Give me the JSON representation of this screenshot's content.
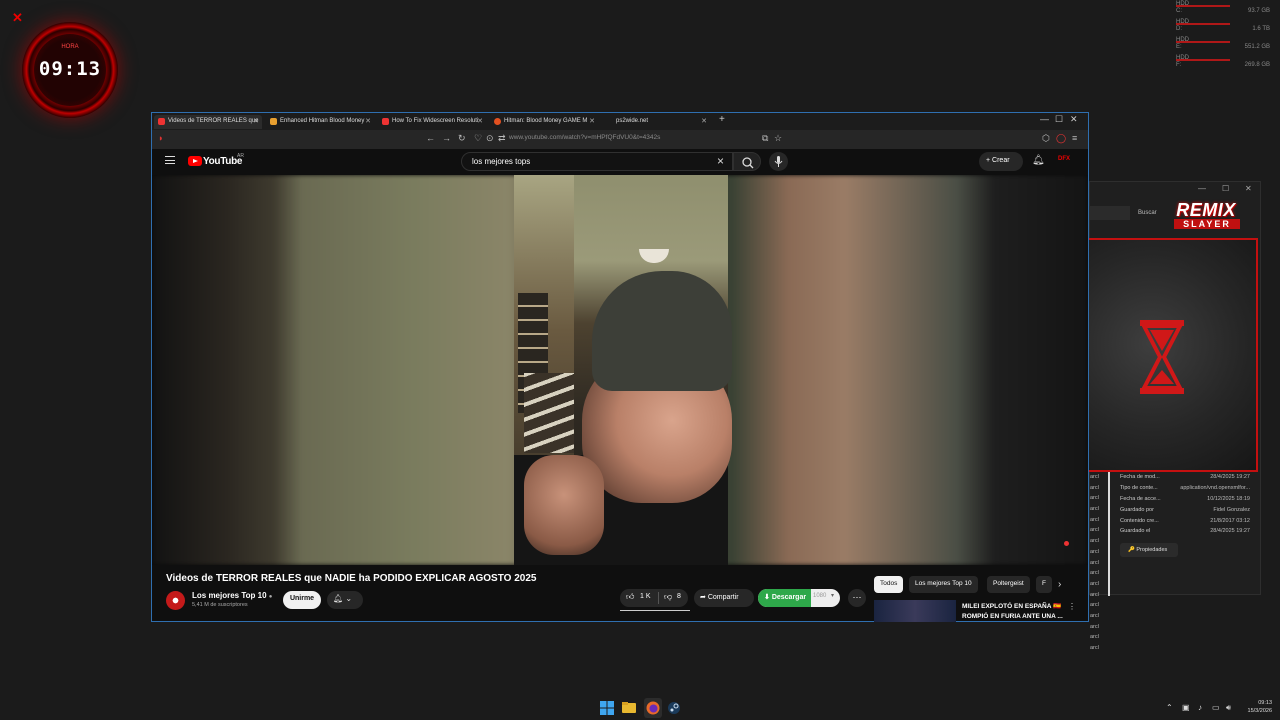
{
  "desktop": {
    "clock_top_label": "HORA",
    "clock_time": "09:13",
    "drives": [
      {
        "type": "HDD",
        "letter": "C:",
        "size": "93.7 GB"
      },
      {
        "type": "HDD",
        "letter": "D:",
        "size": "1.6 TB"
      },
      {
        "type": "HDD",
        "letter": "E:",
        "size": "551.2 GB"
      },
      {
        "type": "HDD",
        "letter": "F:",
        "size": "269.8 GB"
      }
    ]
  },
  "browser": {
    "tabs": [
      {
        "label": "Videos de TERROR REALES que",
        "color": "#e33"
      },
      {
        "label": "Enhanced Hitman Blood Money",
        "color": "#e8a030"
      },
      {
        "label": "How To Fix Widescreen Resoluti",
        "color": "#e33"
      },
      {
        "label": "Hitman: Blood Money GAME M",
        "color": "#e25020"
      },
      {
        "label": "ps2wide.net",
        "color": "#444"
      }
    ],
    "new_tab": "+",
    "url": "www.youtube.com/watch?v=mHPfQFdVU0&t=4342s"
  },
  "youtube": {
    "logo_text": "YouTube",
    "country": "AR",
    "search_value": "los mejores tops",
    "create_label": "Crear",
    "avatar_text": "DFX",
    "video_title": "Videos de TERROR REALES que NADIE ha PODIDO EXPLICAR AGOSTO 2025",
    "channel_name": "Los mejores Top 10",
    "channel_subs": "5,41 M de suscriptores",
    "join_label": "Unirme",
    "likes": "1 K",
    "dislikes": "8",
    "share_label": "Compartir",
    "download_label": "Descargar",
    "download_quality": "1080",
    "chips": [
      "Todos",
      "Los mejores Top 10",
      "Poltergeist",
      "F"
    ],
    "recommended_title": "MILEI EXPLOTÓ EN ESPAÑA 🇪🇸 ROMPIÓ EN FURIA ANTE UNA ..."
  },
  "explorer": {
    "search_label": "Buscar",
    "list_items": [
      "arcl",
      "arcl",
      "arcl",
      "arcl",
      "arcl",
      "arcl",
      "arcl",
      "arcl",
      "arcl",
      "arcl",
      "arcl",
      "arcl",
      "arcl",
      "arcl",
      "arcl",
      "arcl",
      "arcl"
    ],
    "properties": [
      {
        "key": "Fecha de mod...",
        "value": "28/4/2025 19:27"
      },
      {
        "key": "Tipo de conte...",
        "value": "application/vnd.openxmlfor..."
      },
      {
        "key": "Fecha de acce...",
        "value": "10/12/2025 18:19"
      },
      {
        "key": "Guardado por",
        "value": "Fidel Gonzalez"
      },
      {
        "key": "Contenido cre...",
        "value": "21/8/2017 03:12"
      },
      {
        "key": "Guardado el",
        "value": "28/4/2025 19:27"
      }
    ],
    "properties_button": "Propiedades"
  },
  "overlay": {
    "logo_top": "REMIX",
    "logo_bottom": "SLAYER"
  },
  "taskbar": {
    "time": "09:13",
    "date": "15/3/2026"
  }
}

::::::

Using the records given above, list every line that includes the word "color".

        "color": "#e33"
        "color": "#e8a030"
        "color": "#e33"
        "color": "#e25020"
        "color": "#444"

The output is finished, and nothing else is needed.